Some 135 people died in the disaster at a football match last October prompting questions over safety standards and the use of tear gas.
Three police officers and two match officials have gone on trial in Indonesia, charged with negligence over their alleged roles last year in the deaths of 135 people at a football match in East Java.
They each face a maximum prison sentence of five years if convicted over the disaster, one of the world’s worst stadium stampedes.
The trial, which began on Monday, is being held via teleconference due to security concerns, said court spokesperson Agung Pranata.
The disaster happened last October after police fired tear gas inside the Kanjuruhan stadium in Malang, where fans had run onto the pitch after Arema FC, the home team, lost.

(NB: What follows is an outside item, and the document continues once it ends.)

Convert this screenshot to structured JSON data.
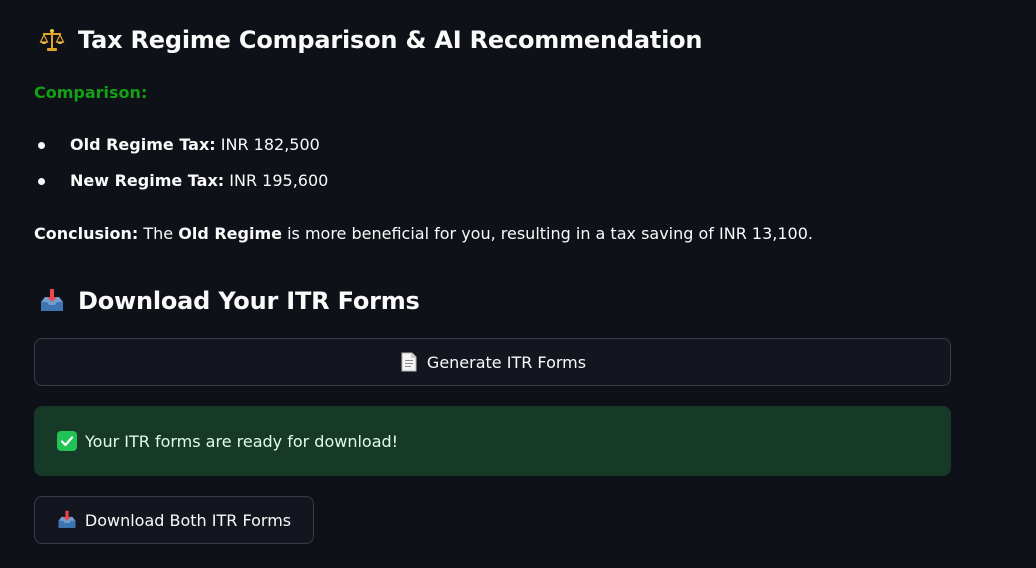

There were no supporters from rival Persebaya Surabaya because of previous crowd trouble. Amid the clouds of smoke, panicked people rushed for the exits, some of which were locked.
Police described the pitch invasion as a riot and said two officers were killed, but survivors accused them of overreacting. Videos showed officers using force, kicking and hitting fans with batons, and pushing spectators back into the stands.
An investigation team set up by Indonesian President Joko Widodo amid national outrage over the deaths concluded that the tear gas was the main cause of the crowd surge.
It said police on duty had no knowledge that the use of tear gas was banned as a crowd-control measure at football matches and used it “indiscriminately” on the field, in the stands and outside the stadium, causing more than 42,000 spectators inside the 36,000-seat stadium to rush to escape.
An investigation by the country’s human rights commission also blamed the police use of tear gas.
Lead prosecutor Ari Basuki said the three police officers had given clear instructions to their subordinates to fire tear gas.
“They did not consider the risk factors,” Basuki said. “Their order to fire [tear gas] was a form of negligence and carelessness that built up the risk of a panicked crowd fleeing for exits of the stadium and a crush.”
A lawyer for the match organiser from Arema, one of the officials on trial, said his client denied all charges.
“If there is negligence it should be on the police, who fired the tear gas, not us,” said Sudarman, the lawyer.
Rini Hanifah, whose son died in the stampede and who attended the hearing, said she was disappointed that only five people had been put on trial given the large number of victims.
“I really hope that justice is truly upheld through this trial, for us little people who don’t understand why this could happen,” Hanifah said with tears running down her face.
National Police Chief Listyo Sigit Prabowo has removed the police chiefs of East Java province and Malang district and suspended 20 other officers over violations of professional ethics since the tragedy.
Indonesian President Joko Widodo after the incident announced that all league matches would be suspended and that Kanjuruhan stadium would be demolished and rebuilt.
League games have since resumed but without spectators.
The next hearing before the panel of three judges will take place on January 23.
About 140 witnesses are expected to testify in the court hearings, prosecutors said.